Part 5 in the series: How I found the snow path to Dingle

Reviewers said a big reason Dan Brown’s Da Vinci Code was so successful was that he wrote on a theme no less important than the existence of Jesus himself. It was a question almost universal, and he took it to the next level, whether Jesus actually had children and a bloodline could exist today. Pretty compelling, and writers who target such a theme can easily tap into a large audience.

In my case, I was exploring a story that was unfolding as I researched and studied my topic area. And while themes certainly emerged, my goal was to tell the best story I could. Sharavogue began as a story of revenge and self-actualization, about the obstacles that can confront you on your way to your goals. Ultimately, and I only realized this after I stumbled across a Keats poem that rang home for me, it is about the range of emotion–from violence and hatred to love and mercy–that humans are capable of feeling and expressing.

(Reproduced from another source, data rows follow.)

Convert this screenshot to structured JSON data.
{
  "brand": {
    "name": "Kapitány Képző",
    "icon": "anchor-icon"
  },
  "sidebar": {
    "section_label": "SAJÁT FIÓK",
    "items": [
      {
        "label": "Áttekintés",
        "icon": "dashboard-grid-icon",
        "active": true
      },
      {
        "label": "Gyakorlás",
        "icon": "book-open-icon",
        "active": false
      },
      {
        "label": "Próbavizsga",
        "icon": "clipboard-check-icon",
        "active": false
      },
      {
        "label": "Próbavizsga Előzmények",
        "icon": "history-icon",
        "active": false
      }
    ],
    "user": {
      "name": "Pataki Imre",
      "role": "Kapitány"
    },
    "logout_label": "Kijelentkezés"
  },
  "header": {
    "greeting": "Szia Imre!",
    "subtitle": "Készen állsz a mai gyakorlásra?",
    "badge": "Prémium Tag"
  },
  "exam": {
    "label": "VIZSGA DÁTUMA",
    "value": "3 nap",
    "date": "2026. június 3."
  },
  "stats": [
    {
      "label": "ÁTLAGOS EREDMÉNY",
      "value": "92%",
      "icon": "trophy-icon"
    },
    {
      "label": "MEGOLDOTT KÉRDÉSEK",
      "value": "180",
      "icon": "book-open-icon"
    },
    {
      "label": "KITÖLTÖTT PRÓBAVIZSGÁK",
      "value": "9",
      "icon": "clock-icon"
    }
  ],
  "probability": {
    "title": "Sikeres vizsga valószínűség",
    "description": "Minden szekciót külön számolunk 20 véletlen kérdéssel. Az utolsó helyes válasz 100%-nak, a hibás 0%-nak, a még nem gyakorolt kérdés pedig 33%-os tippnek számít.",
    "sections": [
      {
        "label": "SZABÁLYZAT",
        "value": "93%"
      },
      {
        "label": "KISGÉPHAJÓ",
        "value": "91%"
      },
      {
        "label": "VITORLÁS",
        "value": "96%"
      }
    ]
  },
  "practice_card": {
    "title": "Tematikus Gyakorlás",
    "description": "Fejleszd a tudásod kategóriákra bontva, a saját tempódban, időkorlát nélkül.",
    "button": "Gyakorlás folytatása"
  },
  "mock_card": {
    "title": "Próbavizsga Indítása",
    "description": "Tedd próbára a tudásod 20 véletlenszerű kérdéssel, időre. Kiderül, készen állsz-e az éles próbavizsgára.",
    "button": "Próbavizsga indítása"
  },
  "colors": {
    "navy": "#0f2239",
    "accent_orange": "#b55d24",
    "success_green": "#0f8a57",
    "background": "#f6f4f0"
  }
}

I think writing on a theme is great if you are really emotionally engaged with that theme. For me, thinking about what my theme would be stifled the creative process. I needed to let the story unfold in its own way, and then refine it through revisions. When it came time to publish, I did feel a bit exposed, that through my writing I had perhaps revealed more of my private self than I wanted to or should.

As Glen C. Strathy writes:

Curiously, some novelists say they don’t believe in theme – or at least they don’t believe in giving any thought to the matter while writing. They prefer to concentrate on telling a good story rather than delivering a profound message. However, theme cannot be excluded. Every writer has interests, opinions, biases, and attitudes. Some are conscious; some are unconscious. Some you gain from experience and honest reflection, while others you pick up uncritically from others. You cannot avoid your personal “wisdom” creeping into what you write, creating patterns that can be identified as “themes.” via Choosing a Theme for Your Novel.

I believe in writing from the heart. In my case, I was working on the book for several years. If I had not been deeply and emotionally engaged, I don’t believe I could have maintained the energy to complete it. I also had enough self doubt without allowing concern over the proper theme to feed the flame. That theme naturally emerges from creative writing is all part of the magic of writing, and what makes it such an interesting process of discovery.